§ **Data to use**
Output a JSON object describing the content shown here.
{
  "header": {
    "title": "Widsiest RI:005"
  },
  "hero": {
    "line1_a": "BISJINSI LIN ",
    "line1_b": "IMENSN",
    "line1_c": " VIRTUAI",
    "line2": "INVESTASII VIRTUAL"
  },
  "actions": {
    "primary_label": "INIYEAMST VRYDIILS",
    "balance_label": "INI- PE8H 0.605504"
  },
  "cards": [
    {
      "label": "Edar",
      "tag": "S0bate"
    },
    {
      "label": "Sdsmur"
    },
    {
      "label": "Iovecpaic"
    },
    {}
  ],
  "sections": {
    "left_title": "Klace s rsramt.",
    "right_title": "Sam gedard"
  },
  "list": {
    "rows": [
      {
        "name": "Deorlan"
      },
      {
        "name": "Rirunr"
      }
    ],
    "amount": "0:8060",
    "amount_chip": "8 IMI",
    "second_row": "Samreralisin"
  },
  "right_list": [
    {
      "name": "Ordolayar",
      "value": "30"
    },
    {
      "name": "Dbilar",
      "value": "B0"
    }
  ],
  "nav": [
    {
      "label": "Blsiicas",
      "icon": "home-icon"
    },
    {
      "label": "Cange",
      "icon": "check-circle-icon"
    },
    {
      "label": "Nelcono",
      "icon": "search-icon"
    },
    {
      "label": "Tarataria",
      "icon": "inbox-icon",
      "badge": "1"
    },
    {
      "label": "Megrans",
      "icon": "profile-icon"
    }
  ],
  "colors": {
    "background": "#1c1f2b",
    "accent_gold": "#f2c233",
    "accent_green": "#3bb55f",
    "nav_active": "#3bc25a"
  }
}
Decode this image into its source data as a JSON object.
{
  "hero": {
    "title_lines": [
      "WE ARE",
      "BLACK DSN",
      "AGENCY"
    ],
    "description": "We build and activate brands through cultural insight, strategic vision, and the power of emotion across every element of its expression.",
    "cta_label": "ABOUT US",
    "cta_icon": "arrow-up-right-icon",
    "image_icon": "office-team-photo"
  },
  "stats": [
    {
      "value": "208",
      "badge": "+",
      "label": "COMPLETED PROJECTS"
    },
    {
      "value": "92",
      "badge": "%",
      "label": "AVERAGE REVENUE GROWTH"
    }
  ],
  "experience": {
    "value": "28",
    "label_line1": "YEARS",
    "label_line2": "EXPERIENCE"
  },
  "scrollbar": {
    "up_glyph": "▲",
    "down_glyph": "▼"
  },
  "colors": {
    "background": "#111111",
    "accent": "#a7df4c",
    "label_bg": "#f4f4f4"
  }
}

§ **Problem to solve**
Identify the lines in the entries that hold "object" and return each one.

§ **Reply**
Output a JSON object describing the content shown here.
Decode this image into its source data as a JSON object.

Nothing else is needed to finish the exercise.